Process Economics Program Report 248
Steam Cracking For Olefins Production
Published: July 2003
The technology for producing olefins by thermal steam cracking appears to have reached a stage of maturity in which improvements in yield and product selectivity are becoming increasingly difficult. For the conventional steam cracking process, ethylene yields are improved by raising the cracking temperature and reducing residence time, i.e., increasing the cracking severity. These severe conditions, however, are constrained by the metallurgy of the cracking tubes and rapid coking tendency in the cracking coils. At present, the maximum skin temperature for cracking tubes made of Cr-Ni alloys is about 1100°C (2010°F).
In this report, we evaluate recent developments in cracking furnace design, including the use of ceramic materials for ultra-high temperature cracking. Silicon carbide ceramics can withstand temperatures up to 1400°C (2550°F), have high conductivity and low surface catalytic activity towards coke formation.

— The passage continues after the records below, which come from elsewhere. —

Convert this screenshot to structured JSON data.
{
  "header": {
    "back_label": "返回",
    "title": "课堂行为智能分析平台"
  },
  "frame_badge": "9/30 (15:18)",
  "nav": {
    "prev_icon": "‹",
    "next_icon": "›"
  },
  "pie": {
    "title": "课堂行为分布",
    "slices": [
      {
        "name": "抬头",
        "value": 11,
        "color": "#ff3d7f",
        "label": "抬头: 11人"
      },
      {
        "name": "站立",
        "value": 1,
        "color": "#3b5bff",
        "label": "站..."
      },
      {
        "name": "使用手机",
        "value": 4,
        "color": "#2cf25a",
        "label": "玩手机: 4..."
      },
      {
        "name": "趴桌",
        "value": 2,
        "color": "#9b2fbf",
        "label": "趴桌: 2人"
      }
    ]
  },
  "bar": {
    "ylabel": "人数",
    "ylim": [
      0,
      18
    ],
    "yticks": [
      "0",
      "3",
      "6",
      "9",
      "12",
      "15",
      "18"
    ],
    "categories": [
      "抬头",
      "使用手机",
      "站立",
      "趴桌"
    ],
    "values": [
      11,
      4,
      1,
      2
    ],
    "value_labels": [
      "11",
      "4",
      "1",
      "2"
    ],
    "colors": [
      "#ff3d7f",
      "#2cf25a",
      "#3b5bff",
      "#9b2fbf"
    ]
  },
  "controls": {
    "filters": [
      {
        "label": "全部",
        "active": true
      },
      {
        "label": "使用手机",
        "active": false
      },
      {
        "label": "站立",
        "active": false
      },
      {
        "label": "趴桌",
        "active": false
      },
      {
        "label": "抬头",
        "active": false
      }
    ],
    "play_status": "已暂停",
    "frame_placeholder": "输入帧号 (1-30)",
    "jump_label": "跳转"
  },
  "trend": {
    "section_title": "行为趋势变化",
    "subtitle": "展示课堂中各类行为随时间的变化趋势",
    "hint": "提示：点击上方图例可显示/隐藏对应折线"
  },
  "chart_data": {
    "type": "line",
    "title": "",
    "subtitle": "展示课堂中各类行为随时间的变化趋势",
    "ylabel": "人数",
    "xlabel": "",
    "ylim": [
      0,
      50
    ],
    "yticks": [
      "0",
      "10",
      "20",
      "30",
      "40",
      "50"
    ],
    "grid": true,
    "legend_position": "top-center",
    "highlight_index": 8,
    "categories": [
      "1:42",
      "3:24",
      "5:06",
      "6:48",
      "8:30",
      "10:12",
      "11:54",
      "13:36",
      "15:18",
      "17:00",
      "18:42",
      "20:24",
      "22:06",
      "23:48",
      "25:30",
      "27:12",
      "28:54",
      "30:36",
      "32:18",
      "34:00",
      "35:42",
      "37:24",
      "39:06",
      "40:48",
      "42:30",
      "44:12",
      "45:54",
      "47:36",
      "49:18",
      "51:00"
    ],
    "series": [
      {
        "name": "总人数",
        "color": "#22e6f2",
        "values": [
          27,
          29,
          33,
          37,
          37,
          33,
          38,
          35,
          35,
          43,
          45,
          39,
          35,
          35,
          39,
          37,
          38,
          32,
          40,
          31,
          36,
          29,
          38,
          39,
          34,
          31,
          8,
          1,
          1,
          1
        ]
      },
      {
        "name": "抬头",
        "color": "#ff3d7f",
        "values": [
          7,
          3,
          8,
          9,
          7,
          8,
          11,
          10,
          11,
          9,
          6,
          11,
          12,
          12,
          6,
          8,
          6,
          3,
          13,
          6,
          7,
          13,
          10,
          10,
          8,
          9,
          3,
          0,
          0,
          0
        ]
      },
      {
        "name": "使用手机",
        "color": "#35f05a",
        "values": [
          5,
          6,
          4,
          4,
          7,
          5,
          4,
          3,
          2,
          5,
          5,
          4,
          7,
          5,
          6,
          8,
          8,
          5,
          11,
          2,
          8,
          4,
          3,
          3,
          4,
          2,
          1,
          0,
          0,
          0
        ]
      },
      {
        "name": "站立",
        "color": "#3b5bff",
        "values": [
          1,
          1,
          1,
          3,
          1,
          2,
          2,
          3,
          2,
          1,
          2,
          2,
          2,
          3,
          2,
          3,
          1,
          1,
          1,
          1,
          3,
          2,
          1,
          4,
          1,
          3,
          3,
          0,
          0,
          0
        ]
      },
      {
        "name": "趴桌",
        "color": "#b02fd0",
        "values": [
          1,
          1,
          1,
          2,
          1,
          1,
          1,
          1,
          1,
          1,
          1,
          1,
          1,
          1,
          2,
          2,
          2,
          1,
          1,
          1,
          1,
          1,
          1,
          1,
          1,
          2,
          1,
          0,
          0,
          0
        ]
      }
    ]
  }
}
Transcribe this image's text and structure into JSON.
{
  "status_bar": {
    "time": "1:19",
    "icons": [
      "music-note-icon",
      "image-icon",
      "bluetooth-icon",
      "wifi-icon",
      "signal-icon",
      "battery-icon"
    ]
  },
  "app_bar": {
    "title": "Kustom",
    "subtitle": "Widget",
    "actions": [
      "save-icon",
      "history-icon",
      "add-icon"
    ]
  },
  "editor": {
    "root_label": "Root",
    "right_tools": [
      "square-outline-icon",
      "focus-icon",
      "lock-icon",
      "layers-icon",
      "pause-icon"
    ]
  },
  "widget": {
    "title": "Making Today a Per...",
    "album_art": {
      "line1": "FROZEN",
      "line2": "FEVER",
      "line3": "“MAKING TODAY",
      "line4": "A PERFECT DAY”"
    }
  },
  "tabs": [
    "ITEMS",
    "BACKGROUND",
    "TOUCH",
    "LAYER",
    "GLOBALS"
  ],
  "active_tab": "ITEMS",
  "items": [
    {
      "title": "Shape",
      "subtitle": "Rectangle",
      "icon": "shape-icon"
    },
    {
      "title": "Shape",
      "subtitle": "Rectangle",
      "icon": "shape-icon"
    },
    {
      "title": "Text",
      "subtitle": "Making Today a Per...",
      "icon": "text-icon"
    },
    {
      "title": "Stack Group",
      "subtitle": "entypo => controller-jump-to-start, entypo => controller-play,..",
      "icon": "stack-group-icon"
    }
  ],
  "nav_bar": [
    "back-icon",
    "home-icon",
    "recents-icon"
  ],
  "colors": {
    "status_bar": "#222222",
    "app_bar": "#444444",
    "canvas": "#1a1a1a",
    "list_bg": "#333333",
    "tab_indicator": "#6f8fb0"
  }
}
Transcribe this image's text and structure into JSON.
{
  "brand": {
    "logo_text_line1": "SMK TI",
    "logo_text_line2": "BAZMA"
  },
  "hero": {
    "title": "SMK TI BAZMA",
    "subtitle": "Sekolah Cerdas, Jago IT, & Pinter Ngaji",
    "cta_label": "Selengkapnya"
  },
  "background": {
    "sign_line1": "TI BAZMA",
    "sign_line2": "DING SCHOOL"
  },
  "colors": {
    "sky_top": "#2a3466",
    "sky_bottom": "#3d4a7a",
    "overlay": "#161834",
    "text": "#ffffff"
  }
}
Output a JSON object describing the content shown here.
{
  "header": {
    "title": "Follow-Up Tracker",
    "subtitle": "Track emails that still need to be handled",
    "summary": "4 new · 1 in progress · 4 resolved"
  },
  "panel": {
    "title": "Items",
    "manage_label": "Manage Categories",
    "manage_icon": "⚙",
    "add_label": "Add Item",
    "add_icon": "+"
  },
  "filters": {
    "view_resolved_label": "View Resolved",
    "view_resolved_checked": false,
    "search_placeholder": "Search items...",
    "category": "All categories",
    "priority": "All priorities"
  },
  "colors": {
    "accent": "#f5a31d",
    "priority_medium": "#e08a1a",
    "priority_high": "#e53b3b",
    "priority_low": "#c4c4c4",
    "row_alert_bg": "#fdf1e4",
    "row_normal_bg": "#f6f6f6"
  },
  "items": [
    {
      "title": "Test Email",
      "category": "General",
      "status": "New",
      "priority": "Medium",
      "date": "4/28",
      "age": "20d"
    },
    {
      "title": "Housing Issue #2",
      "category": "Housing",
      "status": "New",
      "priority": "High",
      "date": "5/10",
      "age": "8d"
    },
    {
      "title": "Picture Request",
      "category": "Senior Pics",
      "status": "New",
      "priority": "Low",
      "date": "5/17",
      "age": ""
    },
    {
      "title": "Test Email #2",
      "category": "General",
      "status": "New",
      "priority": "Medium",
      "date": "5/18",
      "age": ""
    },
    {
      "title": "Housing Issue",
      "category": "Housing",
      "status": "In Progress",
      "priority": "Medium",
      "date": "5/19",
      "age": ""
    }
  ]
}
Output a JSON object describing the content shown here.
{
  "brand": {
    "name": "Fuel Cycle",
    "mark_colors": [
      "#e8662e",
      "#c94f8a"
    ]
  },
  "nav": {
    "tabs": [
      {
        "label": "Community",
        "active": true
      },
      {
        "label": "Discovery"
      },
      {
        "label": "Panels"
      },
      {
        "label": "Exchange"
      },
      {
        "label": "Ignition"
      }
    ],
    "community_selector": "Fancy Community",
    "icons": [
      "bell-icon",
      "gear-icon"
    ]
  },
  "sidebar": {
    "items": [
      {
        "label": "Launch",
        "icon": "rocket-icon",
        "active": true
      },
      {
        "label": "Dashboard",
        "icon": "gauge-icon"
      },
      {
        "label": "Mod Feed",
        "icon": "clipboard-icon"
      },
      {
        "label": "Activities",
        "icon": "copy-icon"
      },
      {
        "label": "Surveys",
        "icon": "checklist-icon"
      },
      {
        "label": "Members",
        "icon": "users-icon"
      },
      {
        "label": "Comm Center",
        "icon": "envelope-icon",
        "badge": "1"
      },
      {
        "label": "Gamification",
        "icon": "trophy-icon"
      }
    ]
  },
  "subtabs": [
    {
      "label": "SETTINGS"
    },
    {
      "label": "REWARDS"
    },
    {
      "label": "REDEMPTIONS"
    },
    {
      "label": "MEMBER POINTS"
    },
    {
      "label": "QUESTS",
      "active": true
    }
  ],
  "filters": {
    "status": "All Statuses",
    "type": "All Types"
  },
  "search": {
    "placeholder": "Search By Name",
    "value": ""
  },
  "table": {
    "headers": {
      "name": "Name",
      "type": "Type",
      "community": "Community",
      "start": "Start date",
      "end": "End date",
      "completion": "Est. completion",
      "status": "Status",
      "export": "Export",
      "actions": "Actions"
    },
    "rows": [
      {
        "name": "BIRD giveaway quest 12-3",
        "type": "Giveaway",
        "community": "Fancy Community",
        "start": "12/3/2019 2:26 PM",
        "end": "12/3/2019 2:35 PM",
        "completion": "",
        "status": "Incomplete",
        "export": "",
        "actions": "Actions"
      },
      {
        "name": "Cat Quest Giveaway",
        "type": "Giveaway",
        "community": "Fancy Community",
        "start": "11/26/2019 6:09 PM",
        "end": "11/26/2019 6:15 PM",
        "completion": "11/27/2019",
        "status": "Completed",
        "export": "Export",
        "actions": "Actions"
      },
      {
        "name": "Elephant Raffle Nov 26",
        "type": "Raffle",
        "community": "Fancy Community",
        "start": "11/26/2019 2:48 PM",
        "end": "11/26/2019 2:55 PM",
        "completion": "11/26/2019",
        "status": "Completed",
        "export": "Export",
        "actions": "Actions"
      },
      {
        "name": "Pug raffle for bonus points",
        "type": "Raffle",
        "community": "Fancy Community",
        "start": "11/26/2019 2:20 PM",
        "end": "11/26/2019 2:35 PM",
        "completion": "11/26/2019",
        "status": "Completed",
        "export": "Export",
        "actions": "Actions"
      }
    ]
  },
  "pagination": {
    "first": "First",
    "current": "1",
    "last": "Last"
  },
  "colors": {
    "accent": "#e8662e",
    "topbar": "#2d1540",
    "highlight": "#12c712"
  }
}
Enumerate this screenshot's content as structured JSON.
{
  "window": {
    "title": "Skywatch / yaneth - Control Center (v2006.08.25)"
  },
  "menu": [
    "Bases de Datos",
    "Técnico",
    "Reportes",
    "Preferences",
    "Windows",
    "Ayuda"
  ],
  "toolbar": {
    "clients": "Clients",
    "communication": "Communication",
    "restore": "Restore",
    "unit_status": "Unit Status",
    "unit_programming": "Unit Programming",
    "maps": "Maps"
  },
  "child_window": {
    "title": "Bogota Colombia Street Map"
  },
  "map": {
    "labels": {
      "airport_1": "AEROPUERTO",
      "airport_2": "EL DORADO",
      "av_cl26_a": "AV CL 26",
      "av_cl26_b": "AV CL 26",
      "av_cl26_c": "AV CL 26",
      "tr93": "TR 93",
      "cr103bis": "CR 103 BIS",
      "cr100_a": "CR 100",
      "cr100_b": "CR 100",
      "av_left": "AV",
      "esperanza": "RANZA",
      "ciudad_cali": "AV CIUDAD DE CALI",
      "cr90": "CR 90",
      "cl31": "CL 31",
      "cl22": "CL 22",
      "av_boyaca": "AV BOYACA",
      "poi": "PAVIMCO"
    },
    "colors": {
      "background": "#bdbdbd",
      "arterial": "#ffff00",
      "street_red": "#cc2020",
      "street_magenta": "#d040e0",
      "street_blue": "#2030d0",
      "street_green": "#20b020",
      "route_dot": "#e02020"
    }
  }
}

We have developed a conceptual design and preliminary economics for a steam cracking process using ceramic furnaces, based on technology patented by IFP (Institut Français du Pétrole). Although the process is still in development stage, our analysis shows that the technology offers competitive economics when compared to conventional cracking in metal tubes.
An alternative route to improving the performance of steam cracking is to carry out the reaction in the presence of a catalyst. Catalytic cracking, particularly of liquid feeds such as naphtha and gasoil, can achieve higher olefin yields at moderate reaction conditions coupled with reduced energy consumption. This report evaluates the main technology developments in catalytic steam cracking using metal oxide and zeolite-based catalysts. A promising technology, although still in laboratory research stage, is Japan's AIST process using a lanthanum-modified ZSM-5 catalyst. When cracking light naphtha at 650°C (1200°F), the process achieves an overall ethylene-plus-propylene yield of about 70 wt% and provides significant potential savings in both investment and production costs.